> _WORK ORDER_
Go over the entries and report the lines where the word "this" occurs.

> _DATASET EXCERPTS_
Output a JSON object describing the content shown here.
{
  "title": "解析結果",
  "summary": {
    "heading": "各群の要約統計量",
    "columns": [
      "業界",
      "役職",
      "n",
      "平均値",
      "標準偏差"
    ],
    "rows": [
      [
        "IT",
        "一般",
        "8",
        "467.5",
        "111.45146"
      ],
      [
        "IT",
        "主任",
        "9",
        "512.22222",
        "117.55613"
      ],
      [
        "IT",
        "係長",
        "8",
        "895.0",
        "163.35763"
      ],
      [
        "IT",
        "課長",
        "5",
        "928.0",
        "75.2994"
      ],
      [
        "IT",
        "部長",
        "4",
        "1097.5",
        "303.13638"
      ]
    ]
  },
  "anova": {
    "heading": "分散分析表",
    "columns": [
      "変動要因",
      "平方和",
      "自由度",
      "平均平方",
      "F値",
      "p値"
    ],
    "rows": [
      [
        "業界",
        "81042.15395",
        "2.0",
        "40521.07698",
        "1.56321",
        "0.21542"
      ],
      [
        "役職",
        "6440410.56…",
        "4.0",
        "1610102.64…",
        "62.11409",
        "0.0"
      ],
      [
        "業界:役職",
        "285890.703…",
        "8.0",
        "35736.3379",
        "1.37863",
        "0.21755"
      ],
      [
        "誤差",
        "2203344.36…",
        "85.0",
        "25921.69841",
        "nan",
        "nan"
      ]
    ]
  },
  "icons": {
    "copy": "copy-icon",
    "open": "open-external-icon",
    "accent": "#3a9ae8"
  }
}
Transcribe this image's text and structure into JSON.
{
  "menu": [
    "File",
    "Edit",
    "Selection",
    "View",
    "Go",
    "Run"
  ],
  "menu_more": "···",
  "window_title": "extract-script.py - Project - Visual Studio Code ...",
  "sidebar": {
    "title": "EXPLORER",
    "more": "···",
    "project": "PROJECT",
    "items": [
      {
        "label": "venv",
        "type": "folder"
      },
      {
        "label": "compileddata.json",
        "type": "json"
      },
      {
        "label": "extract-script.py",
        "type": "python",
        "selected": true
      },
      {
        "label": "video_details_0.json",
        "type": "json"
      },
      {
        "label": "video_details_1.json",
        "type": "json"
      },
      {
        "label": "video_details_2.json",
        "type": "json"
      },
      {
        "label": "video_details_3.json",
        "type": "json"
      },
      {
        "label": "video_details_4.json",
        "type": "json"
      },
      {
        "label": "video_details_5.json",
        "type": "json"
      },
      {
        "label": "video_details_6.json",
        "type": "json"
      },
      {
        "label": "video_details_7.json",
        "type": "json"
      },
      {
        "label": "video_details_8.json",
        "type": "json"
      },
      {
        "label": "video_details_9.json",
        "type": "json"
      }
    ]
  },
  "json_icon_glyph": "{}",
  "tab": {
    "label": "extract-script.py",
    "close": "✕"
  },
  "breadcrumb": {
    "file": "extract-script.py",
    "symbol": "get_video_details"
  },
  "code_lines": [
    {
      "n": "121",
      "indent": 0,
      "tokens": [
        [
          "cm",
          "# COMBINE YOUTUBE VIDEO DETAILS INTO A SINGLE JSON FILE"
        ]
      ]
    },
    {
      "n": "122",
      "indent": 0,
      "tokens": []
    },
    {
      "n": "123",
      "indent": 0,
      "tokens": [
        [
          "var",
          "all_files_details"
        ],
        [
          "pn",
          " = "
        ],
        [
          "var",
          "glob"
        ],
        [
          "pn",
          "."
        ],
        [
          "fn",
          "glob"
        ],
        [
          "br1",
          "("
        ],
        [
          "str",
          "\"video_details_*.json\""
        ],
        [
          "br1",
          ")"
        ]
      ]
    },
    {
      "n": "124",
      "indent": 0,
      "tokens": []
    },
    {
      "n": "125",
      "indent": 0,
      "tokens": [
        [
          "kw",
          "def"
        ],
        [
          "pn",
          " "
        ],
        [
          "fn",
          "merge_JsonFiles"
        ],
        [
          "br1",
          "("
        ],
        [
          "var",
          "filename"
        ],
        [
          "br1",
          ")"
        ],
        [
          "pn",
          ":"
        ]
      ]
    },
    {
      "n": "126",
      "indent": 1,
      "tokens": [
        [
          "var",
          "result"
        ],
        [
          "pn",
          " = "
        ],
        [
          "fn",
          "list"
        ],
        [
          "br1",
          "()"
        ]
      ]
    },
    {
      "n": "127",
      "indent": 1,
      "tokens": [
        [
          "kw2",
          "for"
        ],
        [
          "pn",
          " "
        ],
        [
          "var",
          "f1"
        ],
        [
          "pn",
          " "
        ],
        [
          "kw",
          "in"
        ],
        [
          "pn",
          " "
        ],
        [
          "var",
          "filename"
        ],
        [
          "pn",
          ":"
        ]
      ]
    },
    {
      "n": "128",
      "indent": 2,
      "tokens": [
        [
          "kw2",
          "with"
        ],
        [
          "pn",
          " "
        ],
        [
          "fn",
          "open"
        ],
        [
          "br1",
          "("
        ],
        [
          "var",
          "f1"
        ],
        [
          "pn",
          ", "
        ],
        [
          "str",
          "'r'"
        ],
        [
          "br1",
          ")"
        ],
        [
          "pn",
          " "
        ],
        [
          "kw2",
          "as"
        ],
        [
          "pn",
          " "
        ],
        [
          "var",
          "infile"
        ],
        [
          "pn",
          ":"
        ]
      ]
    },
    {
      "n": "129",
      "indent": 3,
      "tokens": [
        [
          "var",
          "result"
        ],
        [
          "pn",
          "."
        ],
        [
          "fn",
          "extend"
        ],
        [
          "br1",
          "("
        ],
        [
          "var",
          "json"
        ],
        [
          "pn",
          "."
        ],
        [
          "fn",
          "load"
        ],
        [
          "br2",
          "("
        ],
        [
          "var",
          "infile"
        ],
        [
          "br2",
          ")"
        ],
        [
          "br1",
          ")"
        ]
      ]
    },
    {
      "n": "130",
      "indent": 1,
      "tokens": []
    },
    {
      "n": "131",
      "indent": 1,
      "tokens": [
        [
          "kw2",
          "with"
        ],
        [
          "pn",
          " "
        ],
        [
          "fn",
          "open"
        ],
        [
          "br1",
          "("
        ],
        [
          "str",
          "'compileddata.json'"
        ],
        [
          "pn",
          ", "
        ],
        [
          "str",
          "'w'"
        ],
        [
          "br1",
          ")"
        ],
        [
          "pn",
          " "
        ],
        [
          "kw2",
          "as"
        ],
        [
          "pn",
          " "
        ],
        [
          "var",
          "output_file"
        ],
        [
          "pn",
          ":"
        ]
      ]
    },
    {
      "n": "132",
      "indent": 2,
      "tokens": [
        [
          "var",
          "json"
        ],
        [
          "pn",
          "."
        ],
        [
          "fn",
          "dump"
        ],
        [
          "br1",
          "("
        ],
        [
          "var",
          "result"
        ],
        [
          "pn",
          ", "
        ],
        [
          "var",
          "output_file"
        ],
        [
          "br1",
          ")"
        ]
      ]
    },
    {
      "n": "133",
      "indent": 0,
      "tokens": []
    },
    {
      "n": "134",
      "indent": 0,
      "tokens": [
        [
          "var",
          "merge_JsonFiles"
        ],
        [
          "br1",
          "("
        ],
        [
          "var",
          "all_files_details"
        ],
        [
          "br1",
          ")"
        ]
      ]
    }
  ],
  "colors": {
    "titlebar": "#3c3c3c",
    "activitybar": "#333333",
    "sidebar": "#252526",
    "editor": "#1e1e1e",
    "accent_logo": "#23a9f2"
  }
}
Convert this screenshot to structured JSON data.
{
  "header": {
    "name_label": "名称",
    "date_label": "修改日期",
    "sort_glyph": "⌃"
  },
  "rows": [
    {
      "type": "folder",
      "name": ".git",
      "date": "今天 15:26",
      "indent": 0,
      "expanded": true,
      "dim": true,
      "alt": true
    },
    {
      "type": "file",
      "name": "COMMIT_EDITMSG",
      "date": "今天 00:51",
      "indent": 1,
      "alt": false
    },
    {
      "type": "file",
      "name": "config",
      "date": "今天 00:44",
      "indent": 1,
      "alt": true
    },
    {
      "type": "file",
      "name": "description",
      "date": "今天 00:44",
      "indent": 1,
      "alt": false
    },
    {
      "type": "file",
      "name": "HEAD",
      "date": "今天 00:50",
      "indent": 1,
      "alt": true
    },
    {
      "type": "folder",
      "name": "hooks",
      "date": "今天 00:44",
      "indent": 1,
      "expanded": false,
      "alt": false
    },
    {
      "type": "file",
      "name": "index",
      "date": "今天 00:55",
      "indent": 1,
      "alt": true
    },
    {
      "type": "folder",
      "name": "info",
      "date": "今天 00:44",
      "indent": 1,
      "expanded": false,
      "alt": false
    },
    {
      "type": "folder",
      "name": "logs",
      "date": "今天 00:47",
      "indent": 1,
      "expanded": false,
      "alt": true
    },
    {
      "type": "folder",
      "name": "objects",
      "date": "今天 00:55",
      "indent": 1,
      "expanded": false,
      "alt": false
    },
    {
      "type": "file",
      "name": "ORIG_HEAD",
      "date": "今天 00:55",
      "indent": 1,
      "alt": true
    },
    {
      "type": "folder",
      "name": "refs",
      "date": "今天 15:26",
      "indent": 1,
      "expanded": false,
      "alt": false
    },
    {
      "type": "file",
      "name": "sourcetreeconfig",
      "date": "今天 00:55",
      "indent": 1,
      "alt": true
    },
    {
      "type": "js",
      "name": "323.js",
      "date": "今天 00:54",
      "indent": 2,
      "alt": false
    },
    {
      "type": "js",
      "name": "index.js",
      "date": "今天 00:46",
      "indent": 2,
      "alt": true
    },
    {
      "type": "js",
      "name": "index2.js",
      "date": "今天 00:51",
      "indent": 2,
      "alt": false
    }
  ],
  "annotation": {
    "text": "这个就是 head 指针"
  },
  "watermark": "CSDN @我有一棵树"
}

> _EXERCISE OUTPUT_
Transcribe this image's text and structure into JSON.
Convert this screenshot to structured JSON data.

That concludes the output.